Android Development With Fabric
Every time I‘ve started, it’s been without a real purpose so I get a few things done and end up dropping it and going back to what I do for real. I recently (relatively) started a site with a coworker for growing Twitter accounts and engaging with their audience. The site’s name is Rewst. Our home page is very outdated, those are essentially the features we started with.
The other day I started thinking about how with Twitter your followers tend to miss tweets that were posted when they weren’t online. It could help me reach my audience if they could install an app that lets them view and engage with my timeline more quickly (push notifications being optionally enabled would likely help too).

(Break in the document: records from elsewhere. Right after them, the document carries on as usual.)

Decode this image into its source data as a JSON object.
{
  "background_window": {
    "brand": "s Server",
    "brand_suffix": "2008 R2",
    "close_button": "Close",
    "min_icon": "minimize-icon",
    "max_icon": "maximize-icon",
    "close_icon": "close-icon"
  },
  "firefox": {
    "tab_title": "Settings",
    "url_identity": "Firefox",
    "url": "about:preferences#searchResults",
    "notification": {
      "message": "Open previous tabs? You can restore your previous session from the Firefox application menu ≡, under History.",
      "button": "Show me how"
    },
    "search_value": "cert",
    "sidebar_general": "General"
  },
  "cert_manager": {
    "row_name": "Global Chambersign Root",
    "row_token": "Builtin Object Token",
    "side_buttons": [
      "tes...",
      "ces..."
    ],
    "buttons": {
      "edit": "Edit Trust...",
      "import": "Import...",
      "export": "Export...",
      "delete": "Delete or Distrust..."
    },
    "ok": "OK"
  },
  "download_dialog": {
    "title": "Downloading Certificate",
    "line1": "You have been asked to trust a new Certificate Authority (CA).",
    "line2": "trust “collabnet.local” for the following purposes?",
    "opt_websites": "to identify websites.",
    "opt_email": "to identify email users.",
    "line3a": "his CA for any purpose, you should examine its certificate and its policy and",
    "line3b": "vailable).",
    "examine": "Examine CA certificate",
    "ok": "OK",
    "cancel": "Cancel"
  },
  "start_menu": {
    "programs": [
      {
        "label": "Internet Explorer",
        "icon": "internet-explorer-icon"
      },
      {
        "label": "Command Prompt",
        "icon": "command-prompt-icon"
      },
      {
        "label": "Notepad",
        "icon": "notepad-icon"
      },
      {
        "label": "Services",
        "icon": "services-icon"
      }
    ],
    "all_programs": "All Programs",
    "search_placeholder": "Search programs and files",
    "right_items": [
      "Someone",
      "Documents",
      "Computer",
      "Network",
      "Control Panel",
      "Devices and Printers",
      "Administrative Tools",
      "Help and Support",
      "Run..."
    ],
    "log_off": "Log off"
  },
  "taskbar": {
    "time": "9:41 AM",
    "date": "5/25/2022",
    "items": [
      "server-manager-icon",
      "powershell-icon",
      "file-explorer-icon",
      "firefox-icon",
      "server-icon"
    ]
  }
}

I knew that Fabric was a viable option already from being around the developer forums but I underestimated how easy it would be. Creating a new app with a basic activity that Android Studio let me choose from and then following their installation guide and 2–3 step code examples worked really quickly.
I made my first activity a login screen which included a brief description of the app along with a button to login. After they login, they’re presented with my timeline. I’m not a huge fan of the default timeline behavior where clicking pretty much anything results in the tweet being opened in another app (Twitter, your browser, etc) or that there are no retweet counts or favorite counts. Overall, it works but I wanted more and this was the most complicated part. Their guides worked great but there’s not really any clear information on how to extend or modify the default behavior.
Turns out, a lot of it is doable though. You can copy the layout into your res/layout folder with the same name and add additional elements. For the timeline instead of using their default adapter you just make your own adapter that extends TweetTimelineListAdapter. Override the getView function and set the text of your new elements. I also actually went through and changed the onclicklistener to change the share element to a retweet element. My getView function ended up looking like this (note: the code for making the retweet element is not included as it’s an outside function).
My end result of the edited timeline looks like:
In my new timeline, clicking on a tweet brings up the option to reply within a new activity in my own app rather than leading to the website or Twitter app. Rending the tweet view was pretty straight forward. What they don’t show you in the Fabric docs though, is how to submit a REST api request. So here is what it ended up looking like and the code to make a call to submit a reply.